» WHAT THE EXERCISE ASKS
Please set down every line of the records below exactly, without the pictures.

» PROVIDED ENTRIES
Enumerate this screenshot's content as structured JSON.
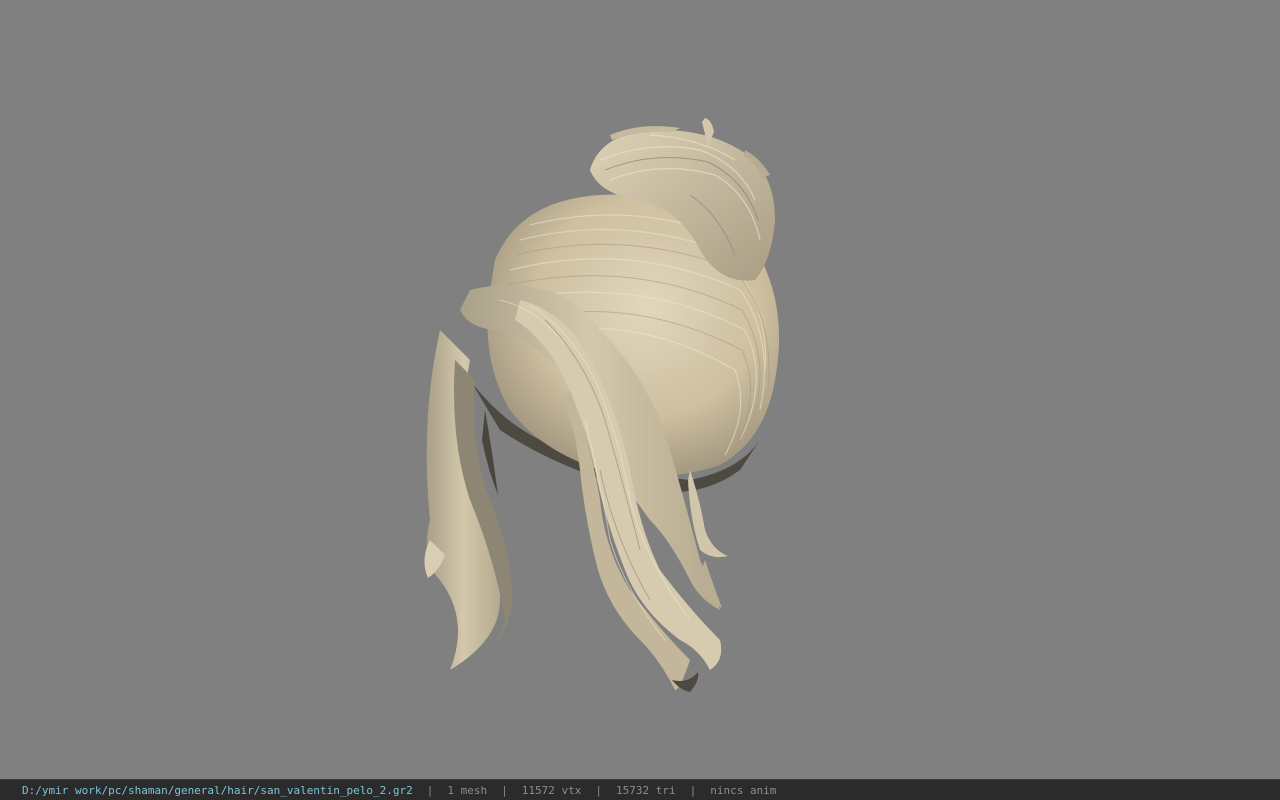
{
  "viewer": {
    "background_color": "#808080",
    "model_subject": "hair-mesh",
    "hair_color": "#cbbd9e"
  },
  "status_bar": {
    "file_path": "D:/ymir work/pc/shaman/general/hair/san_valentin_pelo_2.gr2",
    "separator": "|",
    "mesh_count": "1 mesh",
    "vertex_count": "11572 vtx",
    "triangle_count": "15732 tri",
    "animation": "nincs anim"
  }
}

» YOUR SOLUTION
Enumerate this screenshot's content as structured JSON.
{
  "viewer": {
    "background_color": "#808080",
    "model_subject": "hair-mesh",
    "hair_color": "#cbbd9e"
  },
  "status_bar": {
    "file_path": "D:/ymir work/pc/shaman/general/hair/san_valentin_pelo_2.gr2",
    "separator": "|",
    "mesh_count": "1 mesh",
    "vertex_count": "11572 vtx",
    "triangle_count": "15732 tri",
    "animation": "nincs anim"
  }
}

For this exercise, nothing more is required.